Poking fun behind his back, my sister and I mocked his ‘ancient’ taste in music, but secretly marvelled at its simplicity and warmth. My dad is the legendary singer’s biggest fan I know, and has always had a Mukesh melody for every situation.
After a Tiff with Mom
Dad is quite the light-hearted Anari when it comes to dealing with my mom, a more no-fuss kinda woman. Whenever he sings this song from the Raj Kapoor starrer Anari (1959), we know that the sea is a bit rough.
For Evening Strolls on the Terrace
In my head, Amitabh Bachchan’s handsome face gives way to my dad’s modest looks (he’s as drop dead gorgeous as most chartered accountants are) every time I hear him humming this tune up on the terrace. Maybe it’s the sunset up there that turns him into the lovestruck poet of Kabhi Kabhie (1976). But he does sing this one especially well.
On Long Drives
I have to admit, I loved the strumming of the guitar in this Ek Din Bik Jaayega Maati Ke Mol as a kid. And I grew up to love its meaning. Though Raj Kapoor and the general picturisation of this Mukesh number from Dharam Karam (1975) still seem a bit surreal to me. But it does remind me of our epic joyrides.
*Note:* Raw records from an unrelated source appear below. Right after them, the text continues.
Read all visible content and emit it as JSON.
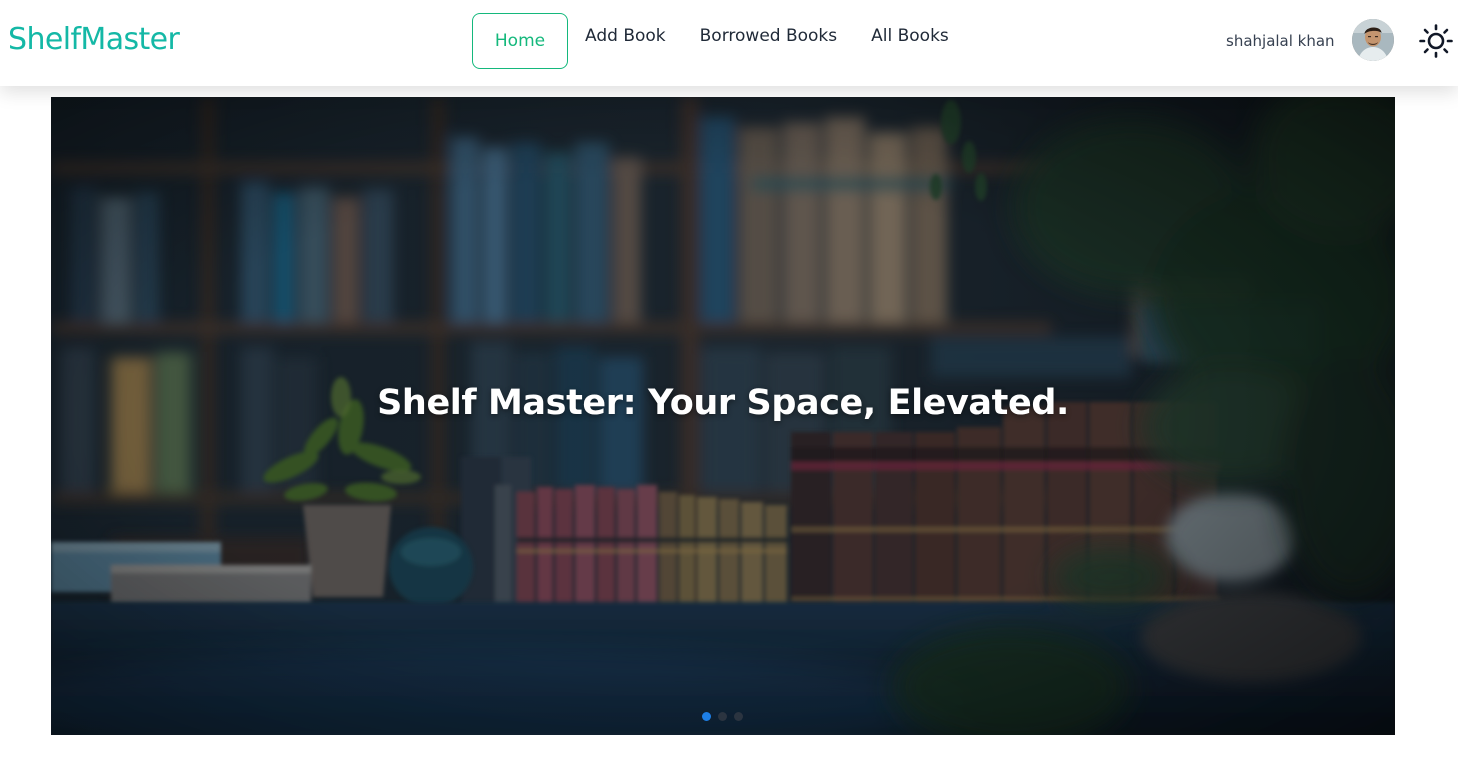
{
  "brand": {
    "name": "ShelfMaster",
    "color": "#14b8a6"
  },
  "nav": {
    "links": [
      {
        "label": "Home",
        "active": true
      },
      {
        "label": "Add Book",
        "active": false
      },
      {
        "label": "Borrowed Books",
        "active": false
      },
      {
        "label": "All Books",
        "active": false
      }
    ],
    "active_color": "#14b87c"
  },
  "user": {
    "name": "shahjalal khan",
    "avatar_icon": "user-avatar-photo",
    "theme_icon": "sun-icon"
  },
  "hero": {
    "title": "Shelf Master: Your Space, Elevated.",
    "background": "library-bookshelf-photo",
    "slides": {
      "count": 3,
      "active_index": 0
    },
    "dot_active_color": "#1d7fe6"
  }
}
While Getting Ready for Work
Mukesh’s voice matched Raj Kapoor’s mannerisms effortlessly. And my dad’s too! Though I wondered why he hummed this one as he polished his shoes to perfection. But I love the fact that our day starts with this cheerful whistle even today.
At the Dining Table, Waiting for Something Delicious
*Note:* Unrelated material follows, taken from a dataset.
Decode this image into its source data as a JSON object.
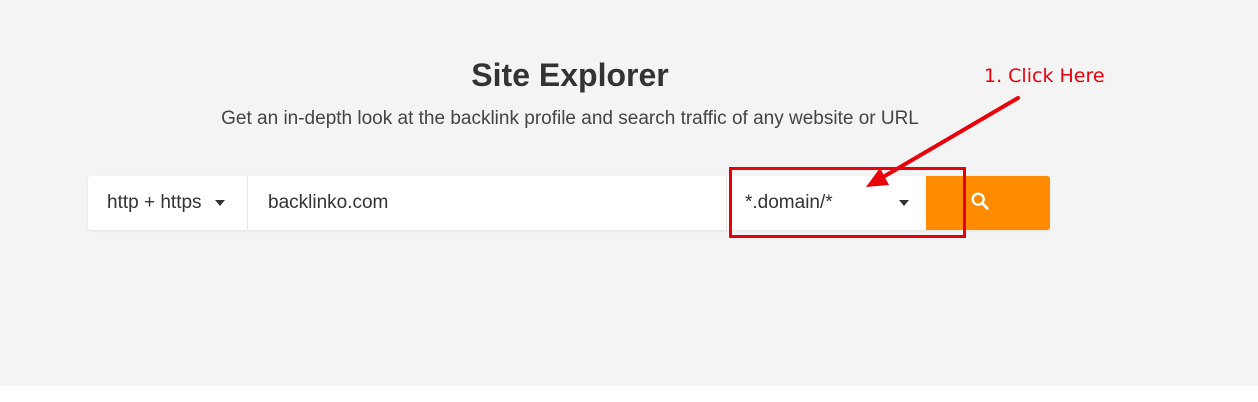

This song from the Dilip Kumar starrer Yahudi (1958) was strange to me because it wasn’t picturised on Raj Kapoor. There aren’t too many Mukesh numbers filmed using other actors. Nevertheless, my father has great fun drumming his hands like an A-grade Tabla player to this one, as hunger drives us all mad, sitting at a bare dinner table.
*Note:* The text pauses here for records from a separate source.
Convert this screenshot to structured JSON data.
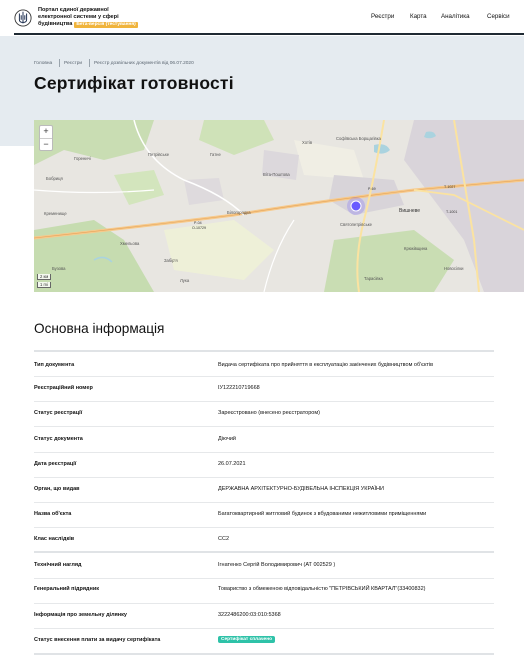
{
  "header": {
    "brand_line1": "Портал єдиної державної",
    "brand_line2": "електронної системи у сфері",
    "brand_line3": "будівництва",
    "beta_label": "Бета-версія (тестування)",
    "nav": [
      "Реєстри",
      "Карта",
      "Аналітика",
      "Сервіси"
    ]
  },
  "breadcrumb": [
    "Головна",
    "Реєстри",
    "Реєстр дозвільних документів від 06.07.2020"
  ],
  "page_title": "Сертифікат готовності",
  "map": {
    "zoom_in": "+",
    "zoom_out": "−",
    "scale_km": "2 км",
    "scale_mi": "1 mi",
    "labels": [
      "Петрівське",
      "Гатне",
      "Хотів",
      "Віта-Поштова",
      "Білогородка",
      "Святопетрівське",
      "Софіївська Борщагівка",
      "Вишневе",
      "Крюківщина",
      "Новосілки",
      "Тарасівка",
      "Гореничі",
      "Бобриця",
      "Кременище",
      "Забір'я",
      "Хмельова",
      "Лука",
      "Бузова",
      "Р-04",
      "О-10729",
      "Т-1027",
      "Т-1001",
      "Р-69"
    ],
    "accent": "#6a5cff"
  },
  "section_title": "Основна інформація",
  "rows": [
    {
      "k": "Тип документа",
      "v": "Видача сертифіката про прийняття в експлуатацію закінчених будівництвом об'єктів"
    },
    {
      "k": "Реєстраційний номер",
      "v": "ІУ122210719668"
    },
    {
      "k": "Статус реєстрації",
      "v": "Зареєстровано (внесено реєстратором)"
    },
    {
      "k": "Статус документа",
      "v": "Діючий"
    },
    {
      "k": "Дата реєстрації",
      "v": "26.07.2021"
    },
    {
      "k": "Орган, що видав",
      "v": "ДЕРЖАВНА АРХІТЕКТУРНО-БУДІВЕЛЬНА ІНСПЕКЦІЯ УКРАЇНИ"
    },
    {
      "k": "Назва об'єкта",
      "v": "Багатоквартирний житловий будинок з вбудованими нежитловими приміщеннями"
    },
    {
      "k": "Клас наслідків",
      "v": "СС2"
    },
    {
      "k": "Технічний нагляд",
      "v": "Ігнатенко Сергій Володимирович (АТ 002529 )"
    },
    {
      "k": "Генеральний підрядник",
      "v": "Товариство з обмеженою відповідальністю \"ПЕТРІВСЬКИЙ КВАРТАЛ\"(33400832)"
    },
    {
      "k": "Інформація про земельну ділянку",
      "v": "3222486200:03:010:5368"
    },
    {
      "k": "Статус внесення плати за видачу сертифіката",
      "v": "Сертифікат сплачено"
    }
  ]
}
Flipping Through the Newspaper on a Sunday
Another classic Mukesh-Raj Kapoor number. No wonder the actor felt that with Mukesh’s untimely death, not only had he lost a friend, a brother but also his voice. This song from Teesri Kasam (1966) made me wonder ‘what was so special about Mukesh’s nasal touch?’ But that’s what my father still loves. He feels it adds a bit of honesty to a fantastic melody.
Apt for the situations or not, dad’s singing made us giggle (and mom too!) and I secretly thanked the universe for making Mukesh a part of our lives. I still do. And my personal favourite Mukesh number is the cheekily innocent Awara Hoon. What’s yours?
(This piece is from The Quint’s archives. It was first published on July 22, 2015 and is being republished to mark Mukesh's death anniversary. )